Techniques > Briefs > Repointing Mortar Joints > Components of Mortar >


• Texture Triangle
• SoilTest
• Micfrophotograph
• Sand pit
• angularity: natural, "artificial"



Sand is the largest component of mortar and the material that gives mortar its distinctive color, texture and cohesiveness. Sand must be free of impurities, such as salts or clay. The three key characteristics of sand are:

  • particle shape,
  • gradation and
  • void ratios.

Particle Shape

When viewed under a magnifying glass or low-power microscope, particles of sand generally have either rounded edges, such as found in beach and river sand, or sharp, angular edges, found in crushed or manufactured sand.

For repointing mortar, rounded or natural sand is preferred for two reasons.

  1. It is usually similar to the sand in the historic mortar and provides a better visual match.
  2. It also has better working qualities or plasticity and can thus be forced into the joint more easily, forming a good contact with the remaining historic mortar and the surface of the adjacent masonry units.

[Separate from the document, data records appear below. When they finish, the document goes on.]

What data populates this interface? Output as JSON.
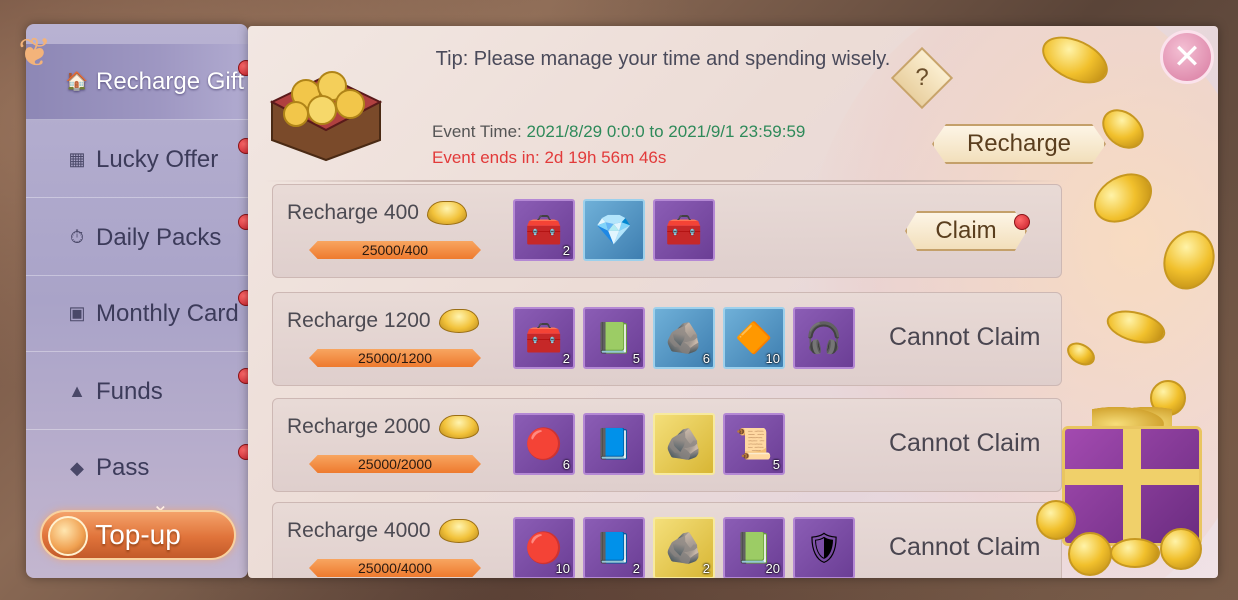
{
  "sidebar": {
    "items": [
      {
        "label": "Recharge Gift",
        "icon": "gift-shop-icon",
        "active": true
      },
      {
        "label": "Lucky Offer",
        "icon": "ticket-icon",
        "active": false
      },
      {
        "label": "Daily Packs",
        "icon": "calendar-gift-icon",
        "active": false
      },
      {
        "label": "Monthly Card",
        "icon": "card-icon",
        "active": false
      },
      {
        "label": "Funds",
        "icon": "chart-icon",
        "active": false
      },
      {
        "label": "Pass",
        "icon": "diamond-badge-icon",
        "active": false
      }
    ],
    "topup_label": "Top-up"
  },
  "header": {
    "tip": "Tip: Please manage your time and spending wisely.",
    "help_label": "?",
    "event_time_label": "Event Time:",
    "event_time_value": "2021/8/29 0:0:0 to 2021/9/1 23:59:59",
    "event_ends": "Event ends in: 2d 19h 56m 46s",
    "recharge_button": "Recharge"
  },
  "rows": [
    {
      "label": "Recharge 400",
      "progress": "25000/400",
      "status": "Claim",
      "claimable": true,
      "items": [
        {
          "type": "purple",
          "icon": "chest",
          "qty": "2"
        },
        {
          "type": "blue",
          "icon": "gem",
          "qty": ""
        },
        {
          "type": "purple",
          "icon": "chest",
          "qty": ""
        }
      ]
    },
    {
      "label": "Recharge 1200",
      "progress": "25000/1200",
      "status": "Cannot Claim",
      "claimable": false,
      "items": [
        {
          "type": "purple",
          "icon": "chest",
          "qty": "2"
        },
        {
          "type": "purple",
          "icon": "book",
          "qty": "5"
        },
        {
          "type": "blue",
          "icon": "ore",
          "qty": "6"
        },
        {
          "type": "blue",
          "icon": "crystal",
          "qty": "10"
        },
        {
          "type": "purple",
          "icon": "headphones",
          "qty": ""
        }
      ]
    },
    {
      "label": "Recharge 2000",
      "progress": "25000/2000",
      "status": "Cannot Claim",
      "claimable": false,
      "items": [
        {
          "type": "purple",
          "icon": "orb",
          "qty": "6"
        },
        {
          "type": "purple",
          "icon": "blue-book",
          "qty": ""
        },
        {
          "type": "gold",
          "icon": "ore",
          "qty": ""
        },
        {
          "type": "purple",
          "icon": "scroll",
          "qty": "5"
        }
      ]
    },
    {
      "label": "Recharge 4000",
      "progress": "25000/4000",
      "status": "Cannot Claim",
      "claimable": false,
      "items": [
        {
          "type": "purple",
          "icon": "orb",
          "qty": "10"
        },
        {
          "type": "purple",
          "icon": "blue-book",
          "qty": "2"
        },
        {
          "type": "gold",
          "icon": "ore",
          "qty": "2"
        },
        {
          "type": "purple",
          "icon": "book",
          "qty": "20"
        },
        {
          "type": "purple",
          "icon": "armor",
          "qty": ""
        }
      ]
    }
  ],
  "close_label": "✕",
  "colors": {
    "accent_green": "#2e8a5a",
    "accent_red": "#e23a3a",
    "progress_orange": "#ee7a2e",
    "sidebar_active": "#8d87b5"
  }
}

Although manufactured sand is frequently more readily available, it is usually possible to locate a supply of rounded sand.


The gradation of the sand (particle size distribution) plays a very important role in the durability and cohesive properties of a mortar. Mortar must have a certain percentage of large to small particle sizes in order to deliver the optimum performance. Acceptable guidelines on particle size distribution may be found in ASTM C 144 (American Society for Testing and Materials). However, in actuality, since neither historic nor modern sands are always in compliance with ASTM C 144, matching the same particle appearance and gradation usually requires sieving the sand.

A scoop of sand contains many small voids between the individual grains. A mortar that performs well fills all these small voids with binder (cement/lime combination or mix) in a balanced manner. Well-graded sand generally has a 30 per cent void ratio by volume. Thus, 30 per cent binder by volume generally should be used, unless the historic mortar had a different binder: aggregate ratio. This represents the 1:3 binder to sand ratios often seen in mortar specifications.

For repointing, sand generally should conform to ASTM C 144 to assure proper gradation and freedom from impurities; some variation may be necessary to match the original size and gradation. Sand color and texture also should match the original as closely as possible to provide the proper color match without other additives.